> [WHAT THIS TASK INVOLVES]
Go through the records below and copy out every line that contains the word "settings".

--------------------

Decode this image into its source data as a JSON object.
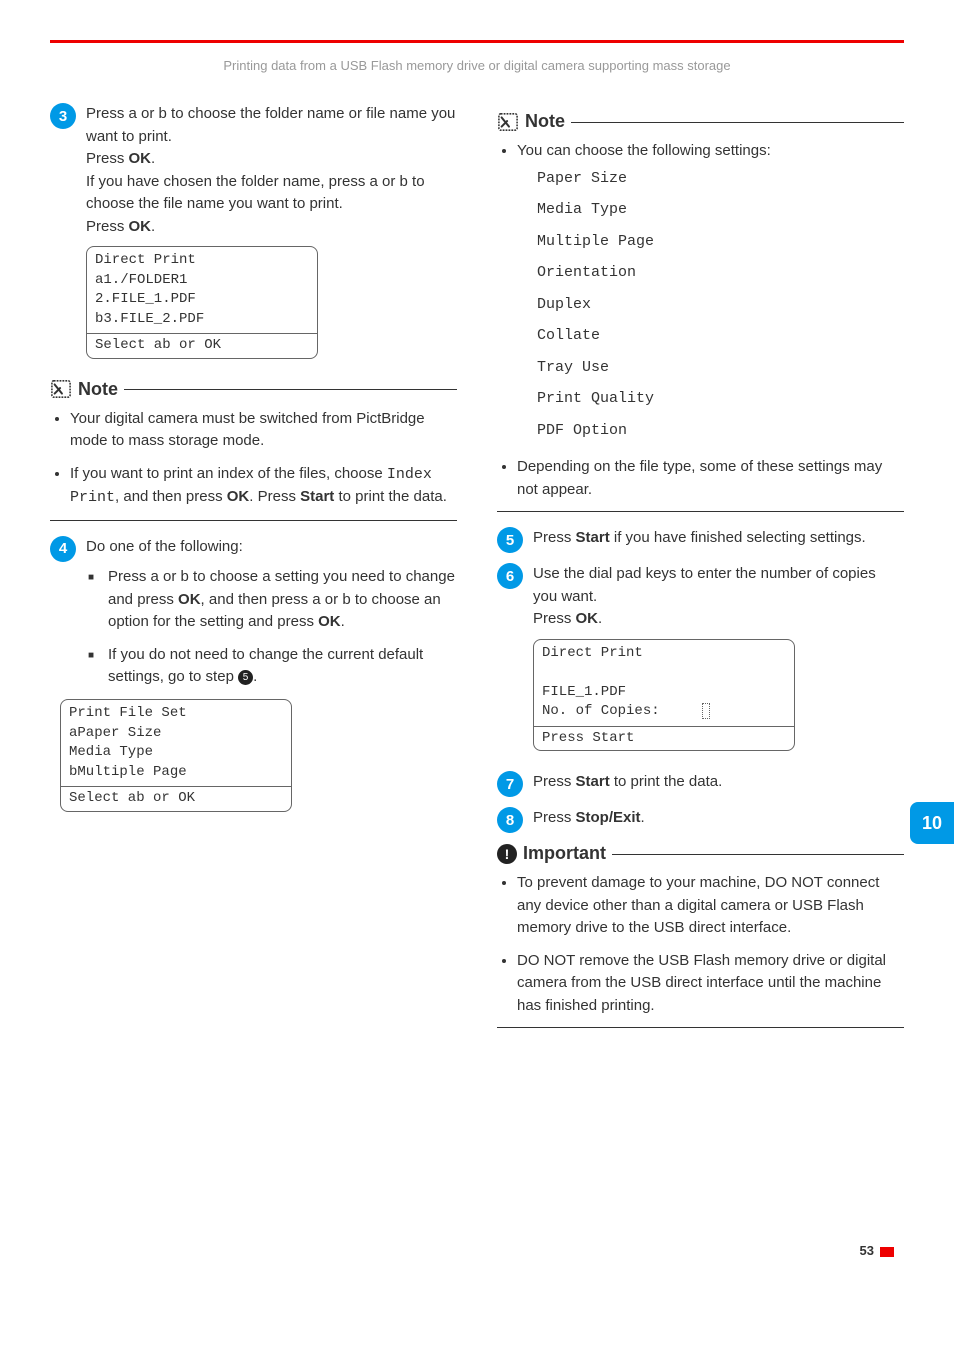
{
  "breadcrumb": "Printing data from a USB Flash memory drive or digital camera supporting mass storage",
  "steps": {
    "s3": {
      "num": "3",
      "p1a": "Press ",
      "p1b": " or ",
      "p1c": " to choose the folder name or file name you want to print.",
      "p2a": "Press ",
      "p2b": "OK",
      "p2c": ".",
      "p3a": "If you have chosen the folder name, press ",
      "p3b": " or ",
      "p3c": " to choose the file name you want to print.",
      "p4a": "Press ",
      "p4b": "OK",
      "p4c": "."
    },
    "s4": {
      "num": "4",
      "intro": "Do one of the following:",
      "b1a": "Press ",
      "b1b": " or ",
      "b1c": " to choose a setting you need to change and press ",
      "b1d": "OK",
      "b1e": ", and then press ",
      "b1f": " or ",
      "b1g": " to choose an option for the setting and press ",
      "b1h": "OK",
      "b1i": ".",
      "b2a": "If you do not need to change the current default settings, go to step ",
      "b2b": "5",
      "b2c": "."
    },
    "s5": {
      "num": "5",
      "a": "Press ",
      "b": "Start",
      "c": " if you have finished selecting settings."
    },
    "s6": {
      "num": "6",
      "a": "Use the dial pad keys to enter the number of copies you want.",
      "b": "Press ",
      "c": "OK",
      "d": "."
    },
    "s7": {
      "num": "7",
      "a": "Press ",
      "b": "Start",
      "c": " to print the data."
    },
    "s8": {
      "num": "8",
      "a": "Press ",
      "b": "Stop/Exit",
      "c": "."
    }
  },
  "lcd1": {
    "l1": "Direct Print",
    "l2": "a1./FOLDER1",
    "l3": " 2.FILE_1.PDF",
    "l4": "b3.FILE_2.PDF",
    "footer": "Select ab or OK"
  },
  "lcd2": {
    "l1": "Print File Set",
    "l2": "aPaper Size",
    "l3": " Media Type",
    "l4": "bMultiple Page",
    "footer": "Select ab or OK"
  },
  "lcd3": {
    "l1": "Direct Print",
    "l2": " FILE_1.PDF",
    "l3": "   No. of Copies:",
    "footer": "Press Start"
  },
  "note1": {
    "title": "Note",
    "b1": "Your digital camera must be switched from PictBridge mode to mass storage mode.",
    "b2a": "If you want to print an index of the files, choose ",
    "b2b": "Index Print",
    "b2c": ", and then press ",
    "b2d": "OK",
    "b2e": ". Press ",
    "b2f": "Start",
    "b2g": " to print the data."
  },
  "note2": {
    "title": "Note",
    "intro": "You can choose the following settings:",
    "settings": [
      "Paper Size",
      "Media Type",
      "Multiple Page",
      "Orientation",
      "Duplex",
      "Collate",
      "Tray Use",
      "Print Quality",
      "PDF Option"
    ],
    "b2": "Depending on the file type, some of these settings may not appear."
  },
  "important": {
    "title": "Important",
    "b1": "To prevent damage to your machine, DO NOT connect any device other than a digital camera or USB Flash memory drive to the USB direct interface.",
    "b2": "DO NOT remove the USB Flash memory drive or digital camera from the USB direct interface until the machine has finished printing."
  },
  "sideTab": "10",
  "pageNum": "53",
  "arrowUp": "a",
  "arrowDown": "b"
}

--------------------

> [ANSWER SECTION]
      "b2a": "If you do not need to change the current default settings, go to step ",
      "c": " if you have finished selecting settings."
    "intro": "You can choose the following settings:",
    "settings": [
    "b2": "Depending on the file type, some of these settings may not appear."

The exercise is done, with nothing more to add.